** Given records follows **
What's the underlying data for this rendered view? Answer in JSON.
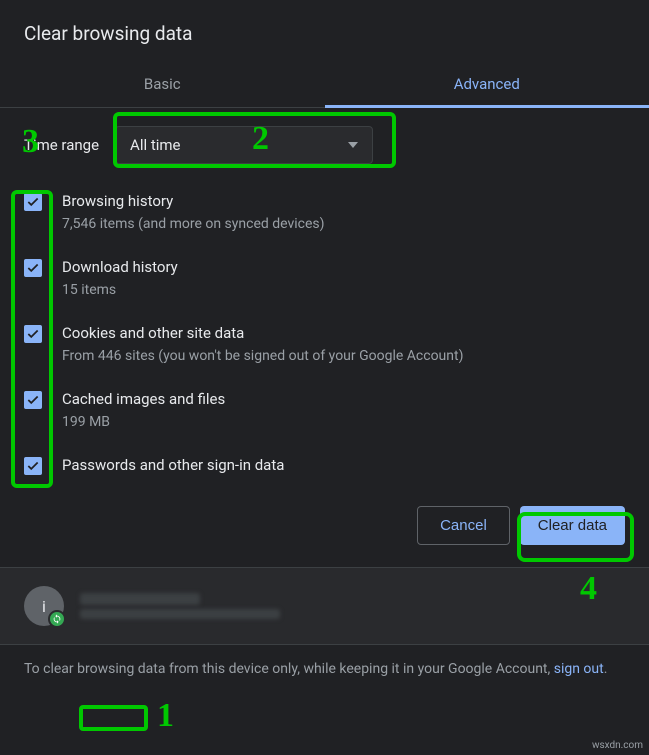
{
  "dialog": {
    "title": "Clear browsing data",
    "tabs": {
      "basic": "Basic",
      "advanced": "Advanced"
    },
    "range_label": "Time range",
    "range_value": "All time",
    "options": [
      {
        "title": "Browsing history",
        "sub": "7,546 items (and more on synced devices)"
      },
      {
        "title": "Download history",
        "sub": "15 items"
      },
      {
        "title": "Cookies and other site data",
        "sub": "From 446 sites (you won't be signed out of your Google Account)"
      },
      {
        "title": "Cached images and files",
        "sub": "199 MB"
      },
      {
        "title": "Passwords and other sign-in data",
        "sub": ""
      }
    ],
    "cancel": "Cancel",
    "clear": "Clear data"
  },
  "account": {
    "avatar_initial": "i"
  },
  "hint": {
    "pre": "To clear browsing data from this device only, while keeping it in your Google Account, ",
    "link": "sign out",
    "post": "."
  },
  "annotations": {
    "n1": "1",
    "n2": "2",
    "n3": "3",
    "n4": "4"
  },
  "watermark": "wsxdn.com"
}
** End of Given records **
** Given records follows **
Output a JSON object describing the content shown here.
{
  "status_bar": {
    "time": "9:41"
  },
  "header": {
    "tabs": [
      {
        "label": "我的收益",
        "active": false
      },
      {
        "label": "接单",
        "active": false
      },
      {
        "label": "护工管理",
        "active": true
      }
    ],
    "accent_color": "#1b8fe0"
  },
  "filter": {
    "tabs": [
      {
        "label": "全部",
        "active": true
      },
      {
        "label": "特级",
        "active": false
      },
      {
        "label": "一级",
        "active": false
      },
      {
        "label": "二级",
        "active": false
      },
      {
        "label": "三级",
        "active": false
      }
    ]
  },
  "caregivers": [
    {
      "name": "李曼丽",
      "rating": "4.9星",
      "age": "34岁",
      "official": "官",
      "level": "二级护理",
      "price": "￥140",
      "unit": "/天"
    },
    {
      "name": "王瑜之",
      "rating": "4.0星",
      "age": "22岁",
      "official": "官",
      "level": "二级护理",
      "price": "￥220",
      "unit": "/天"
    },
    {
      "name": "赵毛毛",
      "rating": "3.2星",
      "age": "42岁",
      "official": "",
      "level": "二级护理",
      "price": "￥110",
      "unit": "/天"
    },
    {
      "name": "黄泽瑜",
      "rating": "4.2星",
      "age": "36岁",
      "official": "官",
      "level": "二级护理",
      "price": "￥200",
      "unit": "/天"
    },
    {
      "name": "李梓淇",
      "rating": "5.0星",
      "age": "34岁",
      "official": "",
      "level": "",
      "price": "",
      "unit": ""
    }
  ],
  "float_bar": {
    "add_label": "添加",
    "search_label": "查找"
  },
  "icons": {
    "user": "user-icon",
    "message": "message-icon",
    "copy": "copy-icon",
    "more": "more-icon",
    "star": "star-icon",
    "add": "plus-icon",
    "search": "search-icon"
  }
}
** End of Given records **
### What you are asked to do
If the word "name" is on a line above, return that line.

### Result for this exercise
      "name": "李曼丽",
      "name": "王瑜之",
      "name": "赵毛毛",
      "name": "黄泽瑜",
      "name": "李梓淇",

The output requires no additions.